If your district has a genuine professional collaboration model--different work, but same level of respect and influence for teachers and school leaders--that's admirable. So--are you working together to advocate for change? Or merely going through the motions of Schooling 2015? Why aren't teachers, parents and school leaders everywhere joining forces to put a stop to the worst of it--the selling off of public resources to for-profit CMOs, teacher evaluation by test data, and loss of local control over core work: curriculum, instruction, assessment?
March 24, 2015
You cannot measure self-esteem, self-worth, or readiness to face the world. You cannot quantify these teachable moments, ever. The more you try to do this, the more you tell me that my professionalism is equated to the scores that a set of my kids have received on a test that has no relevance to their daily life, the more you demean the battle against poverty, adolescence, and apathy that I fight each day.
March 16, 2015
There are major things about effective schooling that never go away: getting kids motivated, finding good materials, building a sense of community or relationships, nurturing persistence, quality staffing and how to cope with abundant mandated testing, state regulations, and the management of finite resources. Did I mention testing and subsequent uses of the data it generates? Oh yeah. The main reason that innovative, cage-busting ideas go bust. That and money.
February 18, 2015
It's not exactly clear what the Reimagine Learning network will do with the $50 million start-up cash. Their mission: "Making a difference in the lives of millions of students who may be marginalized or disengaged in school because of learning and attention issues or social emotional issues." That's a lot of scratch dedicated to letting students with "issues" discover their own power and uniqueness. And here's the thing--I don't know many teachers who aren't doggedly working toward that very end already.
February 13, 2015
Playing outside in warm clothing, using sleds and snow toys--with follow-up hot chocolate-- represented a special treat to the children at Palmer Park Academy in Detroit, courtesy of a dedicated teacher and her kind-hearted friends and colleagues.

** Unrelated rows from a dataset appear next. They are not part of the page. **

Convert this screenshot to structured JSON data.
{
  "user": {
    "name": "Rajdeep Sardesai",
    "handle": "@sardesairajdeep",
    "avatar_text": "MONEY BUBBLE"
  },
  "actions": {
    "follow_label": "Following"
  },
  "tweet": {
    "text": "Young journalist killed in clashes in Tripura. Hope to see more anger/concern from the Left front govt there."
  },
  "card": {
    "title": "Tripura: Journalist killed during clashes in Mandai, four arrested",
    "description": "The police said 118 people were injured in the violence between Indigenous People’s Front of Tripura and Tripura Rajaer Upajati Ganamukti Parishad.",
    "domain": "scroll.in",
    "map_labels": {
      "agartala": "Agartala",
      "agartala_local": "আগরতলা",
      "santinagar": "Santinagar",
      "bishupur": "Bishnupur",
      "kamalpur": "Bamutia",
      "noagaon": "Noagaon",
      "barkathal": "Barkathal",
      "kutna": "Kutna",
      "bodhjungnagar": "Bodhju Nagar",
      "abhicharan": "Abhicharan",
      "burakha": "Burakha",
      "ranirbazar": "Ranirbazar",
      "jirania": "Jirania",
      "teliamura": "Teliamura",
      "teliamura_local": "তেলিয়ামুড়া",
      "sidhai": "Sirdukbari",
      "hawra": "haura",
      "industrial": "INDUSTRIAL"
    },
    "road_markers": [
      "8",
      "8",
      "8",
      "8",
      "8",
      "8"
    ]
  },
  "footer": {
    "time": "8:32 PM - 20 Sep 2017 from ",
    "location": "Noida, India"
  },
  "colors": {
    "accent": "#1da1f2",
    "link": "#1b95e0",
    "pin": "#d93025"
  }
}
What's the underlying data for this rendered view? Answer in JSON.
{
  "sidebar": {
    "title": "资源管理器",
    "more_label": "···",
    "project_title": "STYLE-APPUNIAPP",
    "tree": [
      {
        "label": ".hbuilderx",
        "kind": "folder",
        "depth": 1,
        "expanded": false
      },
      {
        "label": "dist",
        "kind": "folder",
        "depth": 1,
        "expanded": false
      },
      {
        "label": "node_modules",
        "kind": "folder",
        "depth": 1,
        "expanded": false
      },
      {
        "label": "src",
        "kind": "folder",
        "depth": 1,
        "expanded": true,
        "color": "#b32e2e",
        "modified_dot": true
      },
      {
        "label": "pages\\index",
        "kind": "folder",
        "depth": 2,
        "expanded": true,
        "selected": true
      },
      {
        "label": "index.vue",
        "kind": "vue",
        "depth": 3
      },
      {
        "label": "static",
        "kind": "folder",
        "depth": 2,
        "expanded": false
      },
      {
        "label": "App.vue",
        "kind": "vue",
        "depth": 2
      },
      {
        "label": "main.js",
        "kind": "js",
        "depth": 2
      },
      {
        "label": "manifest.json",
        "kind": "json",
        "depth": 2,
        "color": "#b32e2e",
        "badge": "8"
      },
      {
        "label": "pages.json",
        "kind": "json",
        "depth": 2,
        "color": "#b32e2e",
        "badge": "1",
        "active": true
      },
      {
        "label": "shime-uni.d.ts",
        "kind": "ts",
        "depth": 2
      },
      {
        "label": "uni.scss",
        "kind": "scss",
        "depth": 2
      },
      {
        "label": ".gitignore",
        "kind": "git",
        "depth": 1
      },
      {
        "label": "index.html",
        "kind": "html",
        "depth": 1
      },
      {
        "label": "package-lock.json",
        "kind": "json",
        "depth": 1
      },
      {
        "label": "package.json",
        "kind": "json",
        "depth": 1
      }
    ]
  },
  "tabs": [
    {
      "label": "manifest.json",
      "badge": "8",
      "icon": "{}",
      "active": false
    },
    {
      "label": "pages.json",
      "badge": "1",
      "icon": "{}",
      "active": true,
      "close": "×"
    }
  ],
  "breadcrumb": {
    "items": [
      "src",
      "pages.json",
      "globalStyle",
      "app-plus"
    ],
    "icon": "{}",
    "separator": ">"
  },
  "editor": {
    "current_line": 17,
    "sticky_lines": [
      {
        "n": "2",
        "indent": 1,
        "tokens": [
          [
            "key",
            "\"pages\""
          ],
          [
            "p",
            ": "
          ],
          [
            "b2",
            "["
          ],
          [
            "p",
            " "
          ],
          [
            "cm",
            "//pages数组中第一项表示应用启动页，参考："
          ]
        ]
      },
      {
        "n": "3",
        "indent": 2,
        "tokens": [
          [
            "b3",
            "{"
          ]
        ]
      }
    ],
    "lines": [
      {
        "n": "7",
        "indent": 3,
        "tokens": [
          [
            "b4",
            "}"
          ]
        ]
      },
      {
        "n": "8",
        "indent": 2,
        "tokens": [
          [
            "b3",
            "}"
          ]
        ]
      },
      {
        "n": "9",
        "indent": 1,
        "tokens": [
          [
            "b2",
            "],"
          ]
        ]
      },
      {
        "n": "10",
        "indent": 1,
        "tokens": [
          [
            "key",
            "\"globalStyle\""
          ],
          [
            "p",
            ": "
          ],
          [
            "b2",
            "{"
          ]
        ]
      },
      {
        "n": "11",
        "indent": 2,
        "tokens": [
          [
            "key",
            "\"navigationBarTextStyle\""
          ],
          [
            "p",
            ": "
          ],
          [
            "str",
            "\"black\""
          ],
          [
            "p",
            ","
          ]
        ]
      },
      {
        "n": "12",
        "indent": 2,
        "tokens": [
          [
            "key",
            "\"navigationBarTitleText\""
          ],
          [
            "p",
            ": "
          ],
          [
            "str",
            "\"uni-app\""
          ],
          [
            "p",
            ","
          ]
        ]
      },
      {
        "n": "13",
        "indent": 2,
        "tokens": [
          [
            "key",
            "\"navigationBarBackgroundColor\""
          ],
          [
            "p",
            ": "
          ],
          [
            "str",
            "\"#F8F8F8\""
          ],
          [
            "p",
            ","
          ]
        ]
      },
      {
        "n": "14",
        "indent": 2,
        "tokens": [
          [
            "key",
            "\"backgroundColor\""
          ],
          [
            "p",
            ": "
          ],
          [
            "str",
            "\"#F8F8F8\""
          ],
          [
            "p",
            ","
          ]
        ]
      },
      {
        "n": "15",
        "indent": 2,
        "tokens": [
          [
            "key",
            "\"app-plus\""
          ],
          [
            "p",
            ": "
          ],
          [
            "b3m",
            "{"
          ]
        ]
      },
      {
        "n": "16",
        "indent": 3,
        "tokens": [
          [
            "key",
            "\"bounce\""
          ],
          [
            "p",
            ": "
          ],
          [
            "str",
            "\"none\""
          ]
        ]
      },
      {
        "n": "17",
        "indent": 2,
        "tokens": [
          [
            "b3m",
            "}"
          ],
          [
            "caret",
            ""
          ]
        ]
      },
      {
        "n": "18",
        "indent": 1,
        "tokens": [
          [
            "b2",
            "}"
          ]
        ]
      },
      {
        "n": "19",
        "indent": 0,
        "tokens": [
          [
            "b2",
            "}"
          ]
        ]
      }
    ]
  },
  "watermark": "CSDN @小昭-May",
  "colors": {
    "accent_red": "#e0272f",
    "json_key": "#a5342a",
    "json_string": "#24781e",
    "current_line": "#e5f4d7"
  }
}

But--the children in her class deserve free play and a refreshing drink every day, year-round, as part of best pedagogical practice for very young children. The research on this is iron-clad.
February 03, 2015
The Gap of All Gaps: How ESEA/NCLB Reauthorization Makes the 'Purpose Gap' More Visible and More Painful
The purpose of education in the United States in 2015 is not clear or shared despite all pretension otherwise.